++++ DATA FOR PROCESSING

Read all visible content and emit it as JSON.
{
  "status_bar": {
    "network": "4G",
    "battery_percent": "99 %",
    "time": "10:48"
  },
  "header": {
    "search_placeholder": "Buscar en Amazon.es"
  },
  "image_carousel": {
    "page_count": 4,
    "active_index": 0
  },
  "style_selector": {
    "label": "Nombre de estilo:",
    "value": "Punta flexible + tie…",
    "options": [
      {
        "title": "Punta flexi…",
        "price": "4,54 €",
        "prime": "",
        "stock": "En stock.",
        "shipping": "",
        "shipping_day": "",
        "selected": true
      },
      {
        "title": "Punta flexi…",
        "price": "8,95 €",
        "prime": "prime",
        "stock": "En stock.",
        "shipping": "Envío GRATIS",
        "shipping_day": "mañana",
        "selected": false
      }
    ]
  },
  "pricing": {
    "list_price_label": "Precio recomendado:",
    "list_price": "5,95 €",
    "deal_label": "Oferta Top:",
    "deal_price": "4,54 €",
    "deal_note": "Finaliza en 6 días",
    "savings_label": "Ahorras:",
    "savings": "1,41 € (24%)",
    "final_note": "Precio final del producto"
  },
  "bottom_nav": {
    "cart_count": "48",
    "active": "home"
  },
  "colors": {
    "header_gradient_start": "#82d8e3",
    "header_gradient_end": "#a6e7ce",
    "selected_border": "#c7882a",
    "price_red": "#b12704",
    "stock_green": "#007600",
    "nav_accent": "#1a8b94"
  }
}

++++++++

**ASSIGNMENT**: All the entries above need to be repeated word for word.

**RESPONSE**:
Read all visible content and emit it as JSON.
{
  "status_bar": {
    "network": "4G",
    "battery_percent": "99 %",
    "time": "10:48"
  },
  "header": {
    "search_placeholder": "Buscar en Amazon.es"
  },
  "image_carousel": {
    "page_count": 4,
    "active_index": 0
  },
  "style_selector": {
    "label": "Nombre de estilo:",
    "value": "Punta flexible + tie…",
    "options": [
      {
        "title": "Punta flexi…",
        "price": "4,54 €",
        "prime": "",
        "stock": "En stock.",
        "shipping": "",
        "shipping_day": "",
        "selected": true
      },
      {
        "title": "Punta flexi…",
        "price": "8,95 €",
        "prime": "prime",
        "stock": "En stock.",
        "shipping": "Envío GRATIS",
        "shipping_day": "mañana",
        "selected": false
      }
    ]
  },
  "pricing": {
    "list_price_label": "Precio recomendado:",
    "list_price": "5,95 €",
    "deal_label": "Oferta Top:",
    "deal_price": "4,54 €",
    "deal_note": "Finaliza en 6 días",
    "savings_label": "Ahorras:",
    "savings": "1,41 € (24%)",
    "final_note": "Precio final del producto"
  },
  "bottom_nav": {
    "cart_count": "48",
    "active": "home"
  },
  "colors": {
    "header_gradient_start": "#82d8e3",
    "header_gradient_end": "#a6e7ce",
    "selected_border": "#c7882a",
    "price_red": "#b12704",
    "stock_green": "#007600",
    "nav_accent": "#1a8b94"
  }
}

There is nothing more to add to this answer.